The United States is this year marking the 150th anniversary of the Civil War.
The War between the Union and Confederate armies when Confederate forces fired on Fort Sumter on 12 April, 1861 in Charleston, South Carolina.
It lasted four years (1861-65) and claimed 620,000 lives and an unknown number of civilians. The South was defeated and slavery outlawed.
But the anniversary is also notable for a fierce, ongoing debate about why the War started.
The BBC reports a Harris Interactive poll in January found that 54% of Americans believe the South was fighting for states' rights rather than to preserve slavery, with 69% believing the North was fighting to preserve the Union rather than to abolish the institution.

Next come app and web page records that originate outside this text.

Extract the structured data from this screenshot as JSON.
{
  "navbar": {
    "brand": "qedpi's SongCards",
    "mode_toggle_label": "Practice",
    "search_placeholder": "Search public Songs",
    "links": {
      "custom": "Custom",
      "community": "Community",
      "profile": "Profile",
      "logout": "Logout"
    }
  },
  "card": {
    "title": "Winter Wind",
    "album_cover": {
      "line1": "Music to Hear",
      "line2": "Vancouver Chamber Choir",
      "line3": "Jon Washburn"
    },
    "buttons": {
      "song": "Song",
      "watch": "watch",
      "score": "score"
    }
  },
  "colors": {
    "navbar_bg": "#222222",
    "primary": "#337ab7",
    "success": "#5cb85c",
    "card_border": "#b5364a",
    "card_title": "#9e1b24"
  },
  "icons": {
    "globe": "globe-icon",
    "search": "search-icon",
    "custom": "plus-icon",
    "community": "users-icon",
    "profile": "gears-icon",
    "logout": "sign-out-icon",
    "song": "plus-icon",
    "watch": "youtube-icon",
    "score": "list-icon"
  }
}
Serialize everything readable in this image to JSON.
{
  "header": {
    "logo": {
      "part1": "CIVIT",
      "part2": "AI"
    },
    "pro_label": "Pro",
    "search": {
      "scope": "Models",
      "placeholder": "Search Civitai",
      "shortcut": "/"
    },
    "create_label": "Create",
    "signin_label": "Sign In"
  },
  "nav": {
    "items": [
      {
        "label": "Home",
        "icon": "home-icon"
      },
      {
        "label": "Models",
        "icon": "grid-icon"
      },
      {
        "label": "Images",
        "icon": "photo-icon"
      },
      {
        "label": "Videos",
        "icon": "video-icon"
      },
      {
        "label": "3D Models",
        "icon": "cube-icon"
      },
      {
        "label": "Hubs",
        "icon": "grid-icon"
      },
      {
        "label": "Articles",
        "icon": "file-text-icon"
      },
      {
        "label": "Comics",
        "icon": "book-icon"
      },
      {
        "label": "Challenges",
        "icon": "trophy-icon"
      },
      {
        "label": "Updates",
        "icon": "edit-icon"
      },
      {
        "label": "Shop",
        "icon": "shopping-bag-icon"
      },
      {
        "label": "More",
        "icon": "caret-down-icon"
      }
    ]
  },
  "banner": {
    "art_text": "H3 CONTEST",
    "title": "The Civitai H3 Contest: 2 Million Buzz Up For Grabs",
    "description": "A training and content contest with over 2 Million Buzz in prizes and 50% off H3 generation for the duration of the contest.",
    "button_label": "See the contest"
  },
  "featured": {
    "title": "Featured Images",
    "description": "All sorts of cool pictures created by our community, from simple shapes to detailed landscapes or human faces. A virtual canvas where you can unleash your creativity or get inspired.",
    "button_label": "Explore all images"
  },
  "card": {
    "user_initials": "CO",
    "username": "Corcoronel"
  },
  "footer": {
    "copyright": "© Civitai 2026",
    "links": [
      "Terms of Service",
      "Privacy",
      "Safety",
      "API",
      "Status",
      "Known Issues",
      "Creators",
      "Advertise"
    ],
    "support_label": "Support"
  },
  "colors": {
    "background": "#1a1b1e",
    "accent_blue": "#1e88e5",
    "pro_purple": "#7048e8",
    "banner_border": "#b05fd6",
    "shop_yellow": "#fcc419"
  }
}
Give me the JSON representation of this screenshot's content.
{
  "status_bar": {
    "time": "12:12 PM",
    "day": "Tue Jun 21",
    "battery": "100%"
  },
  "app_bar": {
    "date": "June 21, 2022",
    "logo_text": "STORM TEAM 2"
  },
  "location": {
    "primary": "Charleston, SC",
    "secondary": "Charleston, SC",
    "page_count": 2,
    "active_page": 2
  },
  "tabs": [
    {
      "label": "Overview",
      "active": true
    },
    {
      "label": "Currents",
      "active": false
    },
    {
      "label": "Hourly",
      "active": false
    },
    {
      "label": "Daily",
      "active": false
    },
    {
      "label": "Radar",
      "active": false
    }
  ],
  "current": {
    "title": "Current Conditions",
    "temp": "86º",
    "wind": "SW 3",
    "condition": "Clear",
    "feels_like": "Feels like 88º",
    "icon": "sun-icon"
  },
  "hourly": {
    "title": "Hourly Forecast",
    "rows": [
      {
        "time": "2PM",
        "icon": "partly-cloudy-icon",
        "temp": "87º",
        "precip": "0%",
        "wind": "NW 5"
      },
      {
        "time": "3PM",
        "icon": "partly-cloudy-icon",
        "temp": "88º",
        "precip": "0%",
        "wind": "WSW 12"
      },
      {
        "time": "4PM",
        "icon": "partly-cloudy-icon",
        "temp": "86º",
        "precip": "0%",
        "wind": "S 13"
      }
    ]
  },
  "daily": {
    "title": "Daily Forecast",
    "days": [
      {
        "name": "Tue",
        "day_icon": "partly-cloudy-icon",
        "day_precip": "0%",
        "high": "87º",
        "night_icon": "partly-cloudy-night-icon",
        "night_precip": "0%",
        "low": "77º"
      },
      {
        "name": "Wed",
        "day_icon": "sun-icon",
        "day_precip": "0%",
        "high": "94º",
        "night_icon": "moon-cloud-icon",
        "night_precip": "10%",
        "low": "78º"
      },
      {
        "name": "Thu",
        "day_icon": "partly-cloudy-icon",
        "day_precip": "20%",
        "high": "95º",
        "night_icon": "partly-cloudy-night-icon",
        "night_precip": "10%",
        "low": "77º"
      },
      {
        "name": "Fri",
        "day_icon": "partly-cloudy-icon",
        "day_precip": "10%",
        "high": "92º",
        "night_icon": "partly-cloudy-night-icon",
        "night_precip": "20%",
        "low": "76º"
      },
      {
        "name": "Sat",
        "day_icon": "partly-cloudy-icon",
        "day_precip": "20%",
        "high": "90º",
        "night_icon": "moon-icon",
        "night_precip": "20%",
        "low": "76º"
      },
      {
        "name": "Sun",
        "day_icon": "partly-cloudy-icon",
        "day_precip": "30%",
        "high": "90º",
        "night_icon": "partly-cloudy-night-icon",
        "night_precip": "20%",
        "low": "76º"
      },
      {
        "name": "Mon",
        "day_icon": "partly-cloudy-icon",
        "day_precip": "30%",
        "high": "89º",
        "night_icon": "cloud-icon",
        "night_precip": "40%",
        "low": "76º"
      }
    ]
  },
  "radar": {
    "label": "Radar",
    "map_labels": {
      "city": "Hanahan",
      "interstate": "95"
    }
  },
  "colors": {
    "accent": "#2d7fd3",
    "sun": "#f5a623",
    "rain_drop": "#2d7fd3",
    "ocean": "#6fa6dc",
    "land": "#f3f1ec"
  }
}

The disagreement persists, despite Abraham Lincoln's observation, in his inaugural address of 1861, that slavery was ''the only substantial dispute''.